There are several reasons for the use or not of both buttons, many of them explained in different web pages easy to find with a simple Google Search (Scrolling vs. pagination).
I describe the reasons that seem most obvious to me from a practical point of view.
The interface design previously defined by desktop use is currently totally influenced by use on mobile devices. In fact, many decisions are made from the user experience on smart phones and then adapted to the desktop version.
If moving from one project to the next involves a screen change, the back button conflicts with the browser button itself, making it totally unnecessary because it's redundant and because it takes up space on a small screen:
If the change of projects is inside a carrousel, the
Back buttons are replaced by the slide forward
> and backward
As for the next button, the controversy is whether it is necessary, or is an infinite scrolling preferable as explained in this answer.
All this depends on how the portfolio design is planned and depending on the number of projects to be shown.
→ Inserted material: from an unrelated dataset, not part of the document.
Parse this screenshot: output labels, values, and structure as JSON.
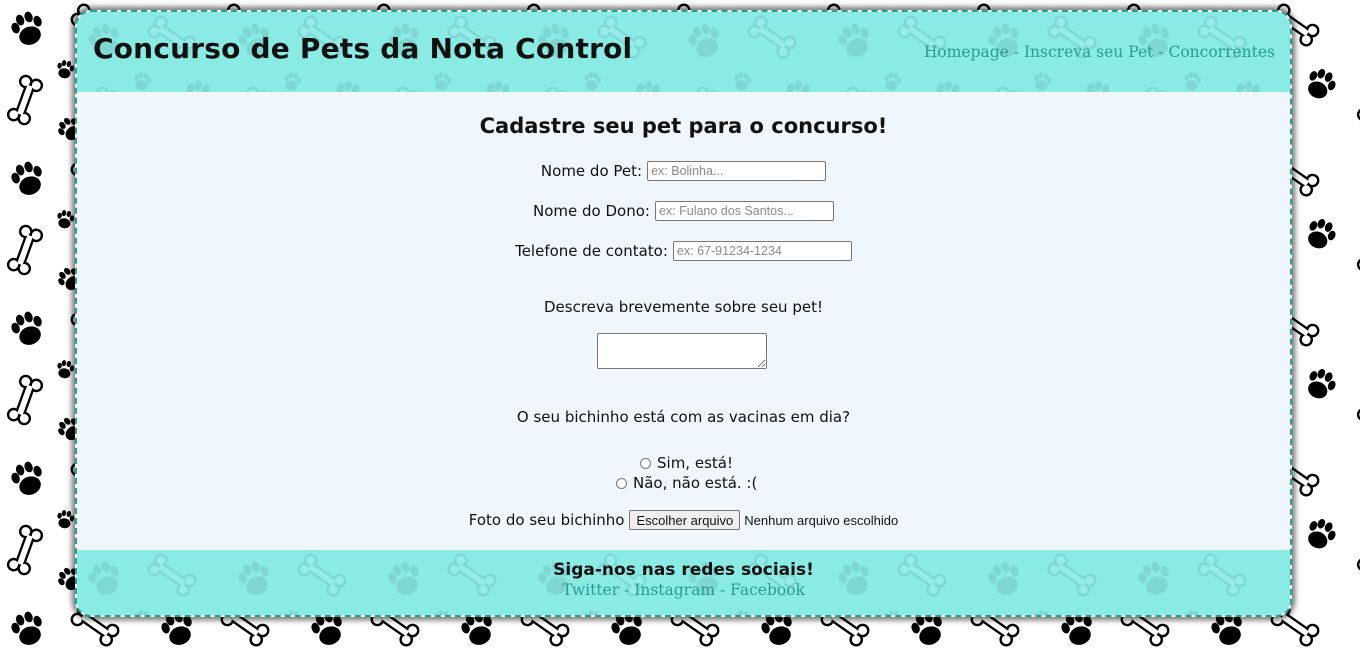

Returning to the topic of device use, the user is more familiar with finger scrolling to view all content prior to clicking a forward or back button at the bottom of the screen.
- If the content is long, the navigation buttons may not be seen
- If the navigation buttons are floating they can cover part of the content, being a portfolio it's inconvenient
- In some portfolios it's better to show all the projects is a contact
sheet so the user clicks on the one they want to see in detail,
usually shown in a modal window.
- If the projects are subdivided by subject, there may be a submenu for
There are many examples, visit handsomefrank.com which is a wide gallery of illustrators.